Segment Open
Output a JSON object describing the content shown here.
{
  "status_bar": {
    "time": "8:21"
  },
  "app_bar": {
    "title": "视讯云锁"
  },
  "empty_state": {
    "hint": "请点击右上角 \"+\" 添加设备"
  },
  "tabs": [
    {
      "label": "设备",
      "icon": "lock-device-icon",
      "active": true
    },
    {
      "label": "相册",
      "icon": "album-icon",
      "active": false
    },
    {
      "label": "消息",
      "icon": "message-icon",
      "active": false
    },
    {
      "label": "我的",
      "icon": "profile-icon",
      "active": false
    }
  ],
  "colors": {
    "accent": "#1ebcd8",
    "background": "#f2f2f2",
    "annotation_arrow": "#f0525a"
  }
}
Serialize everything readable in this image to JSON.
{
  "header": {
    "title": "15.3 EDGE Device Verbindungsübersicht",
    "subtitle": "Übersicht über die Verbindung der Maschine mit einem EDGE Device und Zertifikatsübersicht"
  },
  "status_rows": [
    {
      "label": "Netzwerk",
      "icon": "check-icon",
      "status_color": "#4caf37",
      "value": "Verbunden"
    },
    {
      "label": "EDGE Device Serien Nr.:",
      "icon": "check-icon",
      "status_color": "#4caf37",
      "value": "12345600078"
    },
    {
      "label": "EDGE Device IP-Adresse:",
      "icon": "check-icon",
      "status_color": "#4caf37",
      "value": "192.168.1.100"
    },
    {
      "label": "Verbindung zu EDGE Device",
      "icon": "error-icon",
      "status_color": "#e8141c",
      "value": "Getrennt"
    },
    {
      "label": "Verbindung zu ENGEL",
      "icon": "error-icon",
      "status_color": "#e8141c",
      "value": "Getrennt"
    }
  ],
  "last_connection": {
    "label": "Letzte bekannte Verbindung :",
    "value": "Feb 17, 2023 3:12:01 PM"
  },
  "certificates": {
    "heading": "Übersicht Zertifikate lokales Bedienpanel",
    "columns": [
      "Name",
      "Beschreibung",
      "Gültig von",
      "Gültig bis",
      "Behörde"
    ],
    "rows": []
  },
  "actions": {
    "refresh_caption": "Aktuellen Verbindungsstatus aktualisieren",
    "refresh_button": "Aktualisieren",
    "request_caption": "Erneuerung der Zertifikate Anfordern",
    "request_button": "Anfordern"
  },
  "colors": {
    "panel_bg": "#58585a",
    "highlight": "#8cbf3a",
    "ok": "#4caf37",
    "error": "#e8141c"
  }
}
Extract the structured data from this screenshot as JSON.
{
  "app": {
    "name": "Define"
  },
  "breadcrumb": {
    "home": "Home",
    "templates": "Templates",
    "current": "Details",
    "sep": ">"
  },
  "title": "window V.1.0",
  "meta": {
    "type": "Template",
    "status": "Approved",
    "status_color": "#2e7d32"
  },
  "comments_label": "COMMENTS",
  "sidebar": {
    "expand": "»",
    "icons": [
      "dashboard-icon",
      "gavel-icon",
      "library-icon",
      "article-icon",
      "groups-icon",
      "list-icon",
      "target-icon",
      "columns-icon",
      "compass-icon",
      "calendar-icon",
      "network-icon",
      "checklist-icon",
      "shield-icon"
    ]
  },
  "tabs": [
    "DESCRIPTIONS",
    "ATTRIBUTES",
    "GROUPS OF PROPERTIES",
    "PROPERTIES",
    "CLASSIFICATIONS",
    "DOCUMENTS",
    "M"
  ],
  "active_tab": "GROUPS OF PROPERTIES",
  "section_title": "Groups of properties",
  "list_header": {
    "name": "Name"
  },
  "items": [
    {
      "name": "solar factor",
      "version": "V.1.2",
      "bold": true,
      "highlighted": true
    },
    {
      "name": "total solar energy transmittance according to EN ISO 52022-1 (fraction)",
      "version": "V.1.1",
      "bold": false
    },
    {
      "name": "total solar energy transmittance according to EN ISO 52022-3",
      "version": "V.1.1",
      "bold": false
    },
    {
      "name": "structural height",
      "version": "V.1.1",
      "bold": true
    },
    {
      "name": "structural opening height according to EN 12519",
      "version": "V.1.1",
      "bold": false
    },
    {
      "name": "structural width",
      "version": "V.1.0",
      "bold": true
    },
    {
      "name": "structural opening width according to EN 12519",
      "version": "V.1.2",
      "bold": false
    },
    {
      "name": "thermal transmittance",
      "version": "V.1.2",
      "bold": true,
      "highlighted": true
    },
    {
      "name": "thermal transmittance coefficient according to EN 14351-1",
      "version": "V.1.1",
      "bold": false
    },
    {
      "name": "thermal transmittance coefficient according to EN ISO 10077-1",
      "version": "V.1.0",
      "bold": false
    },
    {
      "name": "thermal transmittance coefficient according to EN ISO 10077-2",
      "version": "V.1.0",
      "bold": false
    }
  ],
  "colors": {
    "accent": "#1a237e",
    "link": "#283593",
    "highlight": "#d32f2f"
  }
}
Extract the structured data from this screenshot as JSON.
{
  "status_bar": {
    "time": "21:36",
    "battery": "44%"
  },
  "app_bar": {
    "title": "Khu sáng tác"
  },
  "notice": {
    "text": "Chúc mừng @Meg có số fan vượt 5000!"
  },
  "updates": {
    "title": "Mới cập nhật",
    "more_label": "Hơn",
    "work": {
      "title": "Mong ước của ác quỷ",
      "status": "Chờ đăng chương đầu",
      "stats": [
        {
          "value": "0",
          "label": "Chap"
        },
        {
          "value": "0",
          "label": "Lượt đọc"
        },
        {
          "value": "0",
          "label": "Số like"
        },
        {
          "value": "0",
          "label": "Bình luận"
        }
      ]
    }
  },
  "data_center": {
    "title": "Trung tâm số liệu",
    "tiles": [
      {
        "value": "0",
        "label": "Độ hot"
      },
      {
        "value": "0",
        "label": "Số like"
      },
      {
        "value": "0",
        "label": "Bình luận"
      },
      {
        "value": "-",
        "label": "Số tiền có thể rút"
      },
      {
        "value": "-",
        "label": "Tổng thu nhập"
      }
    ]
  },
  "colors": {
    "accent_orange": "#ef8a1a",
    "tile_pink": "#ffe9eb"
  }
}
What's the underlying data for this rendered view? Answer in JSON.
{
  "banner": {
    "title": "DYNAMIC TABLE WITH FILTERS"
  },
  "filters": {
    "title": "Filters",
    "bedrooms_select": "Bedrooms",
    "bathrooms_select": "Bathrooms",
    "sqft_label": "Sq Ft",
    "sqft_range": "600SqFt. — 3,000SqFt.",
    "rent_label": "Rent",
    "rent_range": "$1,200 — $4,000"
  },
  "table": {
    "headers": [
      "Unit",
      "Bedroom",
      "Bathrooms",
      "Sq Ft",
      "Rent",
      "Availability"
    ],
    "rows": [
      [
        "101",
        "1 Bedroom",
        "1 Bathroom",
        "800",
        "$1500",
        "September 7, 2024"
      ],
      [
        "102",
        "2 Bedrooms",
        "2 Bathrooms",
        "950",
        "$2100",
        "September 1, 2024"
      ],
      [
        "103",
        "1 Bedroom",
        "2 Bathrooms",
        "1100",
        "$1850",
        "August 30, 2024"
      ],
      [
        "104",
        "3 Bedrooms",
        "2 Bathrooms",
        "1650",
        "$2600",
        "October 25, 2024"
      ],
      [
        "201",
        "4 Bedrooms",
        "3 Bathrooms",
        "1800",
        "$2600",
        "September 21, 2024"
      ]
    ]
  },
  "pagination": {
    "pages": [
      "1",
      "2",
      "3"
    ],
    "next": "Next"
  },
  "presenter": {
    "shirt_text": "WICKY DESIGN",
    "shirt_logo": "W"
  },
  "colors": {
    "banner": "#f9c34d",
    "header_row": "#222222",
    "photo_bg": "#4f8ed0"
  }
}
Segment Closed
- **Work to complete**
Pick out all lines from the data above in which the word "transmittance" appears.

- **Task response**
      "name": "total solar energy transmittance according to EN ISO 52022-1 (fraction)",
      "name": "total solar energy transmittance according to EN ISO 52022-3",
      "name": "thermal transmittance",
      "name": "thermal transmittance coefficient according to EN 14351-1",
      "name": "thermal transmittance coefficient according to EN ISO 10077-1",
      "name": "thermal transmittance coefficient according to EN ISO 10077-2",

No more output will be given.